September 27, 2022

Human dignity under fire again in leading bioethics journal

Animal rights theorist calls for an “undignified bioethics”

Ever
since bioethicist Ruth Macklin published her famous BMJ article,
“Dignity is a Useless Concept”,
the notion that human dignity is
a cornerstone of bioethics has been under attack. Now the leading
journal Bioethics, which favours articles of a utilitarian
bent, has published another broadside. Alasdair Cochrane, of the
London School of Economics, calls for an “undignified bioethics”.

As
usual with such articles, he reviews four common arguments for human
dignity in his refutation: “dignity as virtuous behaviour; dignity
as inherent moral worth; Kantian dignity; and dignity as species
integrity.” Cochrane’s own assumptions are not completely clear,
but he seems to be a thorough-going utilitarian. For him, the
possession of interests is sufficient to warrant recognition of moral
status and well-being is sufficient for a flourishing life. This is
an approach popular with animal rights activists, and, indeed, Dr
Cochrane is working on two books on animal rights
.

Concepts,
because they are immaterial, are notoriously hard to define, as first
year philosophy students see in reading Aristole and Plato on
justice, truth, beauty and so on. But Cochrane makes the job even
harder by ignoring metaphysics, or considerations about reality which
transcends materiality. For instance, he discusses briefly the famous
first article of the UN Declaration of Human Rights, “All human
beings are born free and equal in dignity”. “But why are they?”
he asks. “When we start looking at particular characteristics that
might ground dignity – language-use, moral action, sociality,
sentience, self-consciousness, and so on – we soon see that none of
these qualities are in fact possessed by each and every human. We are
therefore left wondering why all human beings actually do possess
dignity.”

Tellingly,
Cochrane omits rationality, which is the key feature of homo
sapiens, the Aristotelian man. Hence, only religion is left as a
foundation for a sense that people have something which transcends
physical characteristics. And since religious faith is beyond
rational discussion, it fails to support “human dignity” as a
useful concept.

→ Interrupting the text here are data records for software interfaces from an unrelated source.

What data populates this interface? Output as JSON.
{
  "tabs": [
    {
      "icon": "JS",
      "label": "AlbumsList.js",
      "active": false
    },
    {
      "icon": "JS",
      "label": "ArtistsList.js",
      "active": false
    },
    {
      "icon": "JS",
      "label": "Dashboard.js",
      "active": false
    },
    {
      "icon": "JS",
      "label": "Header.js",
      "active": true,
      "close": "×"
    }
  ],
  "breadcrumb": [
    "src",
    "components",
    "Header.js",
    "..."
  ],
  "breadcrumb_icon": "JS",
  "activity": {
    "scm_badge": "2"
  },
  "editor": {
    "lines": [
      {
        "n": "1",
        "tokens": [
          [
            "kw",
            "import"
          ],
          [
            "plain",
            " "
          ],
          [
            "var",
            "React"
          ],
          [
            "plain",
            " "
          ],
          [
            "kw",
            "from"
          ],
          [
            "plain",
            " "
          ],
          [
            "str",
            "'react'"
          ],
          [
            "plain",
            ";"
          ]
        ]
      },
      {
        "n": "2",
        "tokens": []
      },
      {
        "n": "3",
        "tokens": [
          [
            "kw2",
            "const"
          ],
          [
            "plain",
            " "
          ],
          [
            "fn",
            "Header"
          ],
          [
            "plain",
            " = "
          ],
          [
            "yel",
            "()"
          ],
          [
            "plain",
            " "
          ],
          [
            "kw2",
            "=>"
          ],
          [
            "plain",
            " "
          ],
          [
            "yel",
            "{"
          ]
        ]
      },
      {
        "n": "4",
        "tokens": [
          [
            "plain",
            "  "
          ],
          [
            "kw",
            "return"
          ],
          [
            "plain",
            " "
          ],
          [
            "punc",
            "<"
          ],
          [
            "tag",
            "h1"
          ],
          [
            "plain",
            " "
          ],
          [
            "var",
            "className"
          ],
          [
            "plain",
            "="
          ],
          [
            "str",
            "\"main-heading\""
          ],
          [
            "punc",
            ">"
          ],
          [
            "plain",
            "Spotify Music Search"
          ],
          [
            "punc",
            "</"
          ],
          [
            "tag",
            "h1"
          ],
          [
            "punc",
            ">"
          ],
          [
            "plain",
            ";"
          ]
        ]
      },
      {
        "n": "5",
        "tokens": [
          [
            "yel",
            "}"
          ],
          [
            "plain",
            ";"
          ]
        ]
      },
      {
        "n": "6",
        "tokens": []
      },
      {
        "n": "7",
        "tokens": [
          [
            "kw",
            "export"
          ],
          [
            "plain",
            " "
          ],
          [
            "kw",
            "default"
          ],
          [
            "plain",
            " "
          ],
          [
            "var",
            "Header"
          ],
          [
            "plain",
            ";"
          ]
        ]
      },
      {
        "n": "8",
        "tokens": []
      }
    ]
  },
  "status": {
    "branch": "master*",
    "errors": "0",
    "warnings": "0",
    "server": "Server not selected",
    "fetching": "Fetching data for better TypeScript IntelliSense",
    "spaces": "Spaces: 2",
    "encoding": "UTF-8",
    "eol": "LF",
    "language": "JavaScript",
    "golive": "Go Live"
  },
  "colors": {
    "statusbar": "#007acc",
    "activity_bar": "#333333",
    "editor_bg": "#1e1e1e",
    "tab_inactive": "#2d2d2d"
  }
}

Human
dignity is so much a part of everyday discourse, as well as a
prominent feature in many countries’s constitutions, that it is hard
to imagine a world without it. Dr Cochrane calls for its abolition
anyway: “Just because an ethical term is popular does not mean that
we are under an obligation to keep it… if concepts are flawed and
unhelpful, it is the job of scholars to push that they be rejected.
In the case of dignity in bioethical discourse, I take the latter
view. As such, I urge for an undignified bioethics. ~ Bioethics, Nov
30 (early on-line)

Michael Cook
animal rights
bioethics
human dignity